The Pain of Forgiveness
She wanted to know if I was serious. Before I could answer her question, the young woman shared her story with me. She had been sexually abused from the age of twelve by her adopted brother. This occurred over a period of six years. Her parents knew, but shockingly looked the other way. The nightmare ended when she confided in a friend. Eventually the perpetrator was confronted and convicted for his crimes.
That was two years ago. With ups and downs she had since tried to get her life back on track. She attended church but was full of confusion and heartache. Her sincere and heartfelt question came in response to a message on Matthew 6:12 where Jesus teaches us to pray: “Forgive us our debts, as we also have forgiven our debtors”. Did God honestly want her to forgive him, and them?

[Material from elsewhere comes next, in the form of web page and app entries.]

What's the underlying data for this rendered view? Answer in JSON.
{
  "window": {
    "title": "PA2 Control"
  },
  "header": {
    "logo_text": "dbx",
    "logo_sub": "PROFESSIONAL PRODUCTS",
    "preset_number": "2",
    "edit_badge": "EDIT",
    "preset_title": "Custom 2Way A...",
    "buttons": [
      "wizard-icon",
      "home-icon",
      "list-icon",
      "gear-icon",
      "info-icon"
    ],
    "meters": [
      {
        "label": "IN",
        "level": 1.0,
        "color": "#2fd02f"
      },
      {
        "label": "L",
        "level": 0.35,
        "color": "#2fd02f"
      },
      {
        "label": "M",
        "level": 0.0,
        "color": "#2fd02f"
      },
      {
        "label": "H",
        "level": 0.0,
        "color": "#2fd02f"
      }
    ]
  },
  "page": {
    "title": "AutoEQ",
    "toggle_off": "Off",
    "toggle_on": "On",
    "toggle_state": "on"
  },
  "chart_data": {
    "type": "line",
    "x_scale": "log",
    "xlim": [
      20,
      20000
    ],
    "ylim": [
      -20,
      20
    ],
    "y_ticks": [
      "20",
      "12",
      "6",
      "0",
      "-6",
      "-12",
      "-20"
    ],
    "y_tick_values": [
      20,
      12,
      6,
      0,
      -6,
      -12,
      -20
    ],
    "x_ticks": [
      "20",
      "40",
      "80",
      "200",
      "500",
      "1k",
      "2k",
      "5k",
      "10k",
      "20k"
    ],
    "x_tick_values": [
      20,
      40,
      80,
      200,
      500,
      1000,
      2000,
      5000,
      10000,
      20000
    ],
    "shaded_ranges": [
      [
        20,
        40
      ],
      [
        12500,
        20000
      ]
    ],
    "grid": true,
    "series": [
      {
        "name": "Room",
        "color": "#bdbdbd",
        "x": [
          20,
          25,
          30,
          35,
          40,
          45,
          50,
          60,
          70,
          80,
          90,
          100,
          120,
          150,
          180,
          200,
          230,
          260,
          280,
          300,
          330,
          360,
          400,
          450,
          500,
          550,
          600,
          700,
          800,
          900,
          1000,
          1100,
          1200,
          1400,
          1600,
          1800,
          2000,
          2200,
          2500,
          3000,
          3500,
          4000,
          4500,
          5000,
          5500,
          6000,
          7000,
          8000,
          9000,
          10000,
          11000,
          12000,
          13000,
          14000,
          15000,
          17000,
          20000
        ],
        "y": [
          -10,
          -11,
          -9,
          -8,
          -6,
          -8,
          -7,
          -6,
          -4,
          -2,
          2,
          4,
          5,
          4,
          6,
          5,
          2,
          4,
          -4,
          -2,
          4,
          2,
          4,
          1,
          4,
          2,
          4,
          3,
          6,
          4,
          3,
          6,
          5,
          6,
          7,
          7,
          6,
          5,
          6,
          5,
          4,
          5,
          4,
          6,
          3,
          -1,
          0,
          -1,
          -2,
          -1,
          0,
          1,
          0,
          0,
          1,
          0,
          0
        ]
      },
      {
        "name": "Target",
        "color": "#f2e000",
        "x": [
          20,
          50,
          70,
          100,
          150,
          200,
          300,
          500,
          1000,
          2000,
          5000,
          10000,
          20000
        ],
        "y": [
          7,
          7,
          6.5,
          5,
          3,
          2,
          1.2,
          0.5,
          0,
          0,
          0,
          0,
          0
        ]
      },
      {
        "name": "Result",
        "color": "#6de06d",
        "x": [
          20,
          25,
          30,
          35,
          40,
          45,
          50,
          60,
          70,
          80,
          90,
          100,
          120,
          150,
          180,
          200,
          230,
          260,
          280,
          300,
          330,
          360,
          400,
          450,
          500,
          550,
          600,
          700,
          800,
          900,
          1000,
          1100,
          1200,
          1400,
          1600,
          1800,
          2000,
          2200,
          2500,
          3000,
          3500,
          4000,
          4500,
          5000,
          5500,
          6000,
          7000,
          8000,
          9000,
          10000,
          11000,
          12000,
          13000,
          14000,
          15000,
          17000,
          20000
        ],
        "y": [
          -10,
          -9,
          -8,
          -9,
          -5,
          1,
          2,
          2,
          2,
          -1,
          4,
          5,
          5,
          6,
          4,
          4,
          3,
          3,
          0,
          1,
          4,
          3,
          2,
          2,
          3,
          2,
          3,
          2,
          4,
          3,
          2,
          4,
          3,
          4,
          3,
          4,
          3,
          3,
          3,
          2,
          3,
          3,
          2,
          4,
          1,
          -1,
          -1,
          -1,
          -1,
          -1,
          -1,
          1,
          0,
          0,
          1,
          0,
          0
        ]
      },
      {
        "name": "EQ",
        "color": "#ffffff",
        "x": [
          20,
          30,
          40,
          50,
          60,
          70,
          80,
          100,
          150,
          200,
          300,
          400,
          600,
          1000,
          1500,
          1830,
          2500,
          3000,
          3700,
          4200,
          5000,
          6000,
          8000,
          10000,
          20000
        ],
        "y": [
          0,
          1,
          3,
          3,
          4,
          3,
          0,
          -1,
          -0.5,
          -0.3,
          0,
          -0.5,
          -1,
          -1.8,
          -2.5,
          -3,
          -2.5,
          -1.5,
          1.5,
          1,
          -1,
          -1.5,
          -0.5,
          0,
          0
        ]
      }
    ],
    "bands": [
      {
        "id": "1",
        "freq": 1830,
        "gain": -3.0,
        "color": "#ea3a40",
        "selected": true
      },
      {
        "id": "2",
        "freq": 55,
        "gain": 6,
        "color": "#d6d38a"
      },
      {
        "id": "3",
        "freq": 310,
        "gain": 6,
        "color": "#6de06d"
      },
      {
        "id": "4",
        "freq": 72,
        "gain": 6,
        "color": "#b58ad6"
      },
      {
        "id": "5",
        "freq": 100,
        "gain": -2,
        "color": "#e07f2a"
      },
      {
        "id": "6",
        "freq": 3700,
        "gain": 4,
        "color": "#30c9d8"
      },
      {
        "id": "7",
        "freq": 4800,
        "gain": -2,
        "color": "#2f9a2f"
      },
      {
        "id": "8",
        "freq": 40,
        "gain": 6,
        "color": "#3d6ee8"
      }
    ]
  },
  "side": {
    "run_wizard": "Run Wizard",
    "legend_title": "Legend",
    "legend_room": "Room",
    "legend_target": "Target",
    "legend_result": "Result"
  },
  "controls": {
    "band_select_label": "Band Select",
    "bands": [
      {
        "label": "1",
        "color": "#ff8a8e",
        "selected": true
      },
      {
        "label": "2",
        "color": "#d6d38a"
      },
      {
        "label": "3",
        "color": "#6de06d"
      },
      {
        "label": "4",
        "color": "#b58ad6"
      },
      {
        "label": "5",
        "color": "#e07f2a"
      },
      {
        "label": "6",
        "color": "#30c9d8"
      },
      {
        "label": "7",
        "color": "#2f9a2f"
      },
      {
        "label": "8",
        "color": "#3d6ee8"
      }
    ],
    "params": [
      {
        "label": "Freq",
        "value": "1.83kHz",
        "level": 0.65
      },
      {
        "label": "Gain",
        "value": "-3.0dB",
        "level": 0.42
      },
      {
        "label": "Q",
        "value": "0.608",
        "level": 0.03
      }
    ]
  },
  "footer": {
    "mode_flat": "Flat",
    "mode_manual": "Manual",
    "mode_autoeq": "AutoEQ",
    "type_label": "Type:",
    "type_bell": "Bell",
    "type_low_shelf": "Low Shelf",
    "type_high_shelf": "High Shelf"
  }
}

A strange sense of inadequacy fell over me. I knew the experience of being sinned against, but my pain was like hitting your thumb with a hammer, uncomfortable but no real harm done. Hers had the magnitude of an earthquake, including collateral damage and aftershocks. I felt compassion for her. But what did I have to offer? What could I say that wouldn’t sound trite or cheap?
Then it dawned on me. It wasn’t about me. These were Jesus’ words. He knows like no other what it means to be sinned against. He could identify with this young woman. He was maligned, scourged and crucified. His friends turned into cowards and His own Father abandoned Him - the spotless Son of God with not a single fiber of evil in His being.
We take our cue to forgive those who sinned against us from the One who was pierced for our sin (Is. 53:5).
Jesus' sacrifice tells us that forgiveness is costly and painful. His death shows us that forgiveness never excuses the evil done. But this truth remains: Jesus Christ is the path to freedom. Freedom from the weight of our own sin against God and freedom from the shackles of bitterness toward our enemies. I hope that battered woman found both.
What can you do when you struggle with forgiving an individual who has (grievously) sinned against you? This is a big question. But as a starting point, remember and meditate on the grace that you yourself have received in Christ. When we feel the sting of our own evil deeds, no matter how small they may appear compared to what this person has done to us, we realize we need grace too. And when the sweetness of God's forgiveness washes over us, leaving us pure and white as snow, we realize that this is a gift we can't keep to ourselves.
What is impossible with men, is possible with God. Take his hand and trust him as you walk the path of forgiveness, healing and restoration.